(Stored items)
---------------

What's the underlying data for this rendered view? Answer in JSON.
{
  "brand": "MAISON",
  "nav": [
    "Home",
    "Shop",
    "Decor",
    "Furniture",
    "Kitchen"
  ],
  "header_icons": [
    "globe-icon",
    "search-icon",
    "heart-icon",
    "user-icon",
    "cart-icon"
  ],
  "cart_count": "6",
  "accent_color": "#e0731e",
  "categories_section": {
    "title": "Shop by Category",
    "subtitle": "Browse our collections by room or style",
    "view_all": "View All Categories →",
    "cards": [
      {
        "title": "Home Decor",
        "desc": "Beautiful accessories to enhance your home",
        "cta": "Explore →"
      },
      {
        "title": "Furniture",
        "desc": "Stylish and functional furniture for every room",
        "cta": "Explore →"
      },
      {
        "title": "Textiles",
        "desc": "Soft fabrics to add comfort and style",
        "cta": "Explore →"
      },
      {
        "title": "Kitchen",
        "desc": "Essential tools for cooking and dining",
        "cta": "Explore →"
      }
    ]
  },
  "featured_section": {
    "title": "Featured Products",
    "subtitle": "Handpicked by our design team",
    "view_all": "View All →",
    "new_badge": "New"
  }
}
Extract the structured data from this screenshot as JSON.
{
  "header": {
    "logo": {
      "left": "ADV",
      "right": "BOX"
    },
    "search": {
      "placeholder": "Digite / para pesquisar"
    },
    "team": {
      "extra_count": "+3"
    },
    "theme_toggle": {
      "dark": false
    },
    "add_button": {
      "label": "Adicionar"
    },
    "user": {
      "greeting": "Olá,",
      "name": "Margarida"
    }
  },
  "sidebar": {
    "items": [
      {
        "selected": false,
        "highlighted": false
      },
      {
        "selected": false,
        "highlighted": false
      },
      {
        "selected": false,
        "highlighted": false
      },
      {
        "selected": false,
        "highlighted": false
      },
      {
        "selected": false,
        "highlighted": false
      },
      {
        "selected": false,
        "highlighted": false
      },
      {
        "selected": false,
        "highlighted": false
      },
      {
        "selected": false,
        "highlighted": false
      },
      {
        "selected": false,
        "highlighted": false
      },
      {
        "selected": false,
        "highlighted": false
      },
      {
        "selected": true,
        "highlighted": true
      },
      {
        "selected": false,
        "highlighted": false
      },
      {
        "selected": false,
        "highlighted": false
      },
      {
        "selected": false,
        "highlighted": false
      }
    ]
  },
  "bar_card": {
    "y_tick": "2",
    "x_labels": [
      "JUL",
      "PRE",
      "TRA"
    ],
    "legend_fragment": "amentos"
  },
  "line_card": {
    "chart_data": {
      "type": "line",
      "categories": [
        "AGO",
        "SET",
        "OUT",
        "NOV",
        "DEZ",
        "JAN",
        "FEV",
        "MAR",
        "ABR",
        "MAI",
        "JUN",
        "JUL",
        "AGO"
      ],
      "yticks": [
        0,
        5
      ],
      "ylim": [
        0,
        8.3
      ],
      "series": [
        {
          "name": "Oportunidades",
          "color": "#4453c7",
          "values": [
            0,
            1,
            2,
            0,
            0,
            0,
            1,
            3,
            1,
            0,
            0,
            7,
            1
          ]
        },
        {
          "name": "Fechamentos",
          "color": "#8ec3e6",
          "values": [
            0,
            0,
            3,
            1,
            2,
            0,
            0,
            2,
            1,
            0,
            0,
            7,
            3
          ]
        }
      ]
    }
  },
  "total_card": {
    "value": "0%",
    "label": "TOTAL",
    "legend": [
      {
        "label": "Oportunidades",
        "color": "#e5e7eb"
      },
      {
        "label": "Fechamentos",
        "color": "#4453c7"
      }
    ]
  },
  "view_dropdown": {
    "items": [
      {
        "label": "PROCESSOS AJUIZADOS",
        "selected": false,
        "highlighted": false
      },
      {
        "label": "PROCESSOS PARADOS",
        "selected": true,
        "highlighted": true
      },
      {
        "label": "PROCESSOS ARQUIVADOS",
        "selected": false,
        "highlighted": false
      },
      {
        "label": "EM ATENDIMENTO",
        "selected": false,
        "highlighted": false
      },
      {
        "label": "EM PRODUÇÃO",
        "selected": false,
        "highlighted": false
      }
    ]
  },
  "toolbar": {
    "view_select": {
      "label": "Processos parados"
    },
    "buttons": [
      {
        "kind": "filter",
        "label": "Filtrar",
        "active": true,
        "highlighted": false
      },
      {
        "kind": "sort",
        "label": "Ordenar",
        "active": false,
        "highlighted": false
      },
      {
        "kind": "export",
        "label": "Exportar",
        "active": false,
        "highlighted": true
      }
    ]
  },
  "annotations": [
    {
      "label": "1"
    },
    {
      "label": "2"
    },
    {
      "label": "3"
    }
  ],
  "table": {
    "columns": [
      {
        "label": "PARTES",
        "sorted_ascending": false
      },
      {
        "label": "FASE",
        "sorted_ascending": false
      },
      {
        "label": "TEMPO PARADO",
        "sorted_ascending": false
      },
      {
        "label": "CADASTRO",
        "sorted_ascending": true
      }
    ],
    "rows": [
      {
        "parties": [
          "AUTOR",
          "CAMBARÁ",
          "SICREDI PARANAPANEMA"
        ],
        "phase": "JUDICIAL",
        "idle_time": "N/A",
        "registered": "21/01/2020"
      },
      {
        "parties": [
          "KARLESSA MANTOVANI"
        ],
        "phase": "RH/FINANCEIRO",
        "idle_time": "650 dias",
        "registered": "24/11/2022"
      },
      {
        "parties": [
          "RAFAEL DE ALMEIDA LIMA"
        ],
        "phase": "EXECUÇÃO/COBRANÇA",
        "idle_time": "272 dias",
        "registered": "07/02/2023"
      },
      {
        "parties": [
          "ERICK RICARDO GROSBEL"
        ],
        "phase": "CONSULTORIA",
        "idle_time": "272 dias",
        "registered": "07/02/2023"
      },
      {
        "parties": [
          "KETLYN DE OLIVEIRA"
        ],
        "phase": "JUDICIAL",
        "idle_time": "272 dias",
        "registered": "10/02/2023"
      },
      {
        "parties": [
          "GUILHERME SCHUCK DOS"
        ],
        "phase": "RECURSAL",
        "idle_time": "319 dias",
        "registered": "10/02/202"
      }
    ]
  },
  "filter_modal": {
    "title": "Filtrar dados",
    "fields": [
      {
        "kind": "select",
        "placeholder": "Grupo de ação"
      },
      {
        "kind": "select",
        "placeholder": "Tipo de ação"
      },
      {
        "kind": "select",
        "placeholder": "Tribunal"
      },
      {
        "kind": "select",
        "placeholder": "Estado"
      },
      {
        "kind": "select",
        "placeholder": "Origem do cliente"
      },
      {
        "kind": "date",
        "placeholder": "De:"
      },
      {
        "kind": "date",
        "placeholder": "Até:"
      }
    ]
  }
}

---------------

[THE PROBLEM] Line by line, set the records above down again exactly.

[RESPONSE TO THIS EXERCISE]
What's the underlying data for this rendered view? Answer in JSON.
{
  "brand": "MAISON",
  "nav": [
    "Home",
    "Shop",
    "Decor",
    "Furniture",
    "Kitchen"
  ],
  "header_icons": [
    "globe-icon",
    "search-icon",
    "heart-icon",
    "user-icon",
    "cart-icon"
  ],
  "cart_count": "6",
  "accent_color": "#e0731e",
  "categories_section": {
    "title": "Shop by Category",
    "subtitle": "Browse our collections by room or style",
    "view_all": "View All Categories →",
    "cards": [
      {
        "title": "Home Decor",
        "desc": "Beautiful accessories to enhance your home",
        "cta": "Explore →"
      },
      {
        "title": "Furniture",
        "desc": "Stylish and functional furniture for every room",
        "cta": "Explore →"
      },
      {
        "title": "Textiles",
        "desc": "Soft fabrics to add comfort and style",
        "cta": "Explore →"
      },
      {
        "title": "Kitchen",
        "desc": "Essential tools for cooking and dining",
        "cta": "Explore →"
      }
    ]
  },
  "featured_section": {
    "title": "Featured Products",
    "subtitle": "Handpicked by our design team",
    "view_all": "View All →",
    "new_badge": "New"
  }
}
Extract the structured data from this screenshot as JSON.
{
  "header": {
    "logo": {
      "left": "ADV",
      "right": "BOX"
    },
    "search": {
      "placeholder": "Digite / para pesquisar"
    },
    "team": {
      "extra_count": "+3"
    },
    "theme_toggle": {
      "dark": false
    },
    "add_button": {
      "label": "Adicionar"
    },
    "user": {
      "greeting": "Olá,",
      "name": "Margarida"
    }
  },
  "sidebar": {
    "items": [
      {
        "selected": false,
        "highlighted": false
      },
      {
        "selected": false,
        "highlighted": false
      },
      {
        "selected": false,
        "highlighted": false
      },
      {
        "selected": false,
        "highlighted": false
      },
      {
        "selected": false,
        "highlighted": false
      },
      {
        "selected": false,
        "highlighted": false
      },
      {
        "selected": false,
        "highlighted": false
      },
      {
        "selected": false,
        "highlighted": false
      },
      {
        "selected": false,
        "highlighted": false
      },
      {
        "selected": false,
        "highlighted": false
      },
      {
        "selected": true,
        "highlighted": true
      },
      {
        "selected": false,
        "highlighted": false
      },
      {
        "selected": false,
        "highlighted": false
      },
      {
        "selected": false,
        "highlighted": false
      }
    ]
  },
  "bar_card": {
    "y_tick": "2",
    "x_labels": [
      "JUL",
      "PRE",
      "TRA"
    ],
    "legend_fragment": "amentos"
  },
  "line_card": {
    "chart_data": {
      "type": "line",
      "categories": [
        "AGO",
        "SET",
        "OUT",
        "NOV",
        "DEZ",
        "JAN",
        "FEV",
        "MAR",
        "ABR",
        "MAI",
        "JUN",
        "JUL",
        "AGO"
      ],
      "yticks": [
        0,
        5
      ],
      "ylim": [
        0,
        8.3
      ],
      "series": [
        {
          "name": "Oportunidades",
          "color": "#4453c7",
          "values": [
            0,
            1,
            2,
            0,
            0,
            0,
            1,
            3,
            1,
            0,
            0,
            7,
            1
          ]
        },
        {
          "name": "Fechamentos",
          "color": "#8ec3e6",
          "values": [
            0,
            0,
            3,
            1,
            2,
            0,
            0,
            2,
            1,
            0,
            0,
            7,
            3
          ]
        }
      ]
    }
  },
  "total_card": {
    "value": "0%",
    "label": "TOTAL",
    "legend": [
      {
        "label": "Oportunidades",
        "color": "#e5e7eb"
      },
      {
        "label": "Fechamentos",
        "color": "#4453c7"
      }
    ]
  },
  "view_dropdown": {
    "items": [
      {
        "label": "PROCESSOS AJUIZADOS",
        "selected": false,
        "highlighted": false
      },
      {
        "label": "PROCESSOS PARADOS",
        "selected": true,
        "highlighted": true
      },
      {
        "label": "PROCESSOS ARQUIVADOS",
        "selected": false,
        "highlighted": false
      },
      {
        "label": "EM ATENDIMENTO",
        "selected": false,
        "highlighted": false
      },
      {
        "label": "EM PRODUÇÃO",
        "selected": false,
        "highlighted": false
      }
    ]
  },
  "toolbar": {
    "view_select": {
      "label": "Processos parados"
    },
    "buttons": [
      {
        "kind": "filter",
        "label": "Filtrar",
        "active": true,
        "highlighted": false
      },
      {
        "kind": "sort",
        "label": "Ordenar",
        "active": false,
        "highlighted": false
      },
      {
        "kind": "export",
        "label": "Exportar",
        "active": false,
        "highlighted": true
      }
    ]
  },
  "annotations": [
    {
      "label": "1"
    },
    {
      "label": "2"
    },
    {
      "label": "3"
    }
  ],
  "table": {
    "columns": [
      {
        "label": "PARTES",
        "sorted_ascending": false
      },
      {
        "label": "FASE",
        "sorted_ascending": false
      },
      {
        "label": "TEMPO PARADO",
        "sorted_ascending": false
      },
      {
        "label": "CADASTRO",
        "sorted_ascending": true
      }
    ],
    "rows": [
      {
        "parties": [
          "AUTOR",
          "CAMBARÁ",
          "SICREDI PARANAPANEMA"
        ],
        "phase": "JUDICIAL",
        "idle_time": "N/A",
        "registered": "21/01/2020"
      },
      {
        "parties": [
          "KARLESSA MANTOVANI"
        ],
        "phase": "RH/FINANCEIRO",
        "idle_time": "650 dias",
        "registered": "24/11/2022"
      },
      {
        "parties": [
          "RAFAEL DE ALMEIDA LIMA"
        ],
        "phase": "EXECUÇÃO/COBRANÇA",
        "idle_time": "272 dias",
        "registered": "07/02/2023"
      },
      {
        "parties": [
          "ERICK RICARDO GROSBEL"
        ],
        "phase": "CONSULTORIA",
        "idle_time": "272 dias",
        "registered": "07/02/2023"
      },
      {
        "parties": [
          "KETLYN DE OLIVEIRA"
        ],
        "phase": "JUDICIAL",
        "idle_time": "272 dias",
        "registered": "10/02/2023"
      },
      {
        "parties": [
          "GUILHERME SCHUCK DOS"
        ],
        "phase": "RECURSAL",
        "idle_time": "319 dias",
        "registered": "10/02/202"
      }
    ]
  },
  "filter_modal": {
    "title": "Filtrar dados",
    "fields": [
      {
        "kind": "select",
        "placeholder": "Grupo de ação"
      },
      {
        "kind": "select",
        "placeholder": "Tipo de ação"
      },
      {
        "kind": "select",
        "placeholder": "Tribunal"
      },
      {
        "kind": "select",
        "placeholder": "Estado"
      },
      {
        "kind": "select",
        "placeholder": "Origem do cliente"
      },
      {
        "kind": "date",
        "placeholder": "De:"
      },
      {
        "kind": "date",
        "placeholder": "Até:"
      }
    ]
  }
}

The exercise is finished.